I was thinking about the Beatles the other day. Bear with me, it's probably a bit of an age thing; I'm nearly 50 and the Beatles were just... there all the way through my life. Up to and including that time when Paul McCartney seriously narked me by stealing the news coverage I had planned for my dance team (if you want that story, say so. It involves the Evening Standard, some undignified scuffling and a prat in a box).
The thing about the Beatles - and the Stones, as well, really - is that, in the course of their artistic careers, they were allowed to change, and change dramatically. If you listen to something like She Loves You and follow it almost immediately with Blue Jay Way or Within You Without You (or, for the Stones fan, compare Satisfaction with Emotional Rescue) you struggle a bit to remember that you're listening to the same band. Whereas if you took the first Oasis album and the last one and stuck the two on shuffle, anyone who wasn't fairly dedicated to the band would probably struggle to say which track came from which album and not from any of the ones in between.

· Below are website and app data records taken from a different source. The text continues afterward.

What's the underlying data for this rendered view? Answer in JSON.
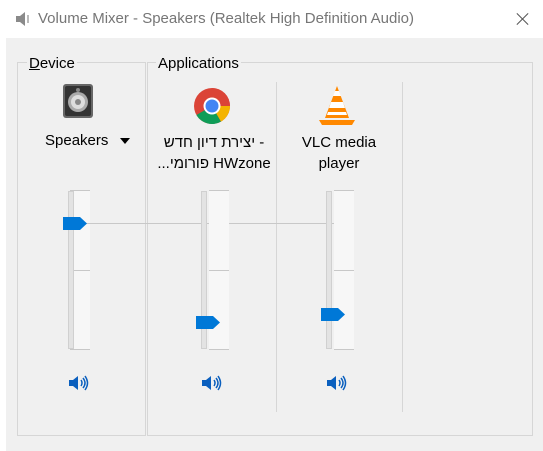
{
  "window": {
    "title": "Volume Mixer - Speakers (Realtek High Definition Audio)"
  },
  "device": {
    "group_label_prefix": "",
    "group_label_hotkey": "D",
    "group_label_rest": "evice",
    "name": "Speakers",
    "volume": 0.78,
    "muted": false
  },
  "applications": {
    "group_label": "Applications",
    "items": [
      {
        "name_line1": "- יצירת דיון חדש",
        "name_line2": "HWzone פורומי...",
        "icon": "chrome-icon",
        "volume": 0.17,
        "muted": false
      },
      {
        "name_line1": "VLC media",
        "name_line2": "player",
        "icon": "vlc-icon",
        "volume": 0.22,
        "muted": false
      }
    ]
  },
  "colors": {
    "accent": "#0078d7",
    "background": "#f0f0f0",
    "border": "#d6d6d6"
  }
}
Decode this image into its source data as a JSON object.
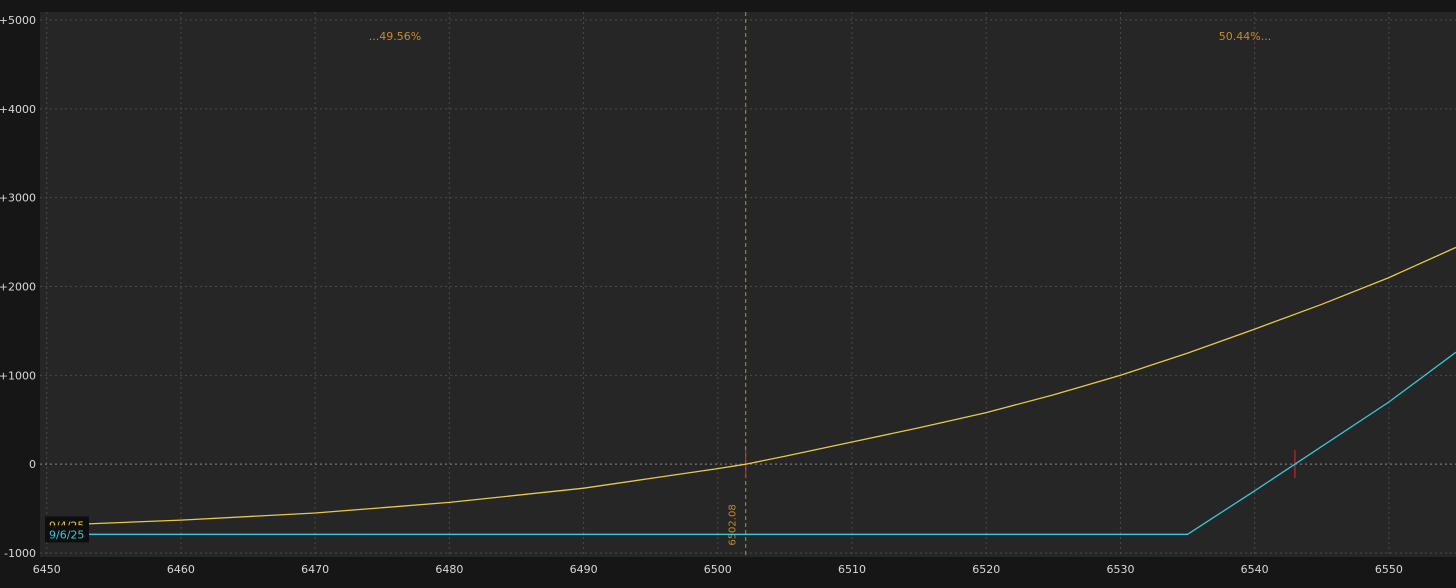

Nowadays, nearly any band that gets listened to widely for more than a couple of years' worth of music-producing seems to produce nothing more than slightly-twiddled versions of the hit single and the not-quite-such-a-hit single, over and over again. If you started out as Goths, Goths you must remain - coming up with a bit of ska or Britpop or classic disco will get you nothing more than a smack on the head from the record company. If you want to do something a bit different to the Thing You Do, you have to run off and do it in your own time, usually with someone other than your regular bandmates, and you often have to give yourself a different name.
Similar restrictions seem to apply to writers, as this blogpost from erotic writer Janine Ashbless shows. It seems to apply in particular to writers of erotic material - as recently as 1996 a how-to manual was advising authors to have a 'separate pen name' for their filth, though this was more on the grounds that writing about sex in an enjoyable, arousing way was something you were supposed to fence off from your 'proper' writing. But the current trend seems to be that if you write erotica, you're supposed to stay in a little tiny box appropriate to the type of erotica you write. So if your first widely-read book featured predominantly BDSM, or LGBT, if you want to write about spanking or polyamory, you need to change your pen name. And if you have sold a few books under the branding banner of 'hot romance' and you want to add a bit more group sex or fisting to your next one, it's better to give yourself a new identity, or your regular readers will shit the bed and pass out.
What irritates me is that I don't actually think the majority of people who like to read books *are* this stupid and stubborn. I think that (again, particularly with regard to erotica) a lot of the publishers are the ones who think the readers are dimwits who have to be peddled the same thing over and over again, and that people who read books - and come on, readers are basically the top of the food chain - are quite capable of enjoying something that isn't just the same as the last thing they read.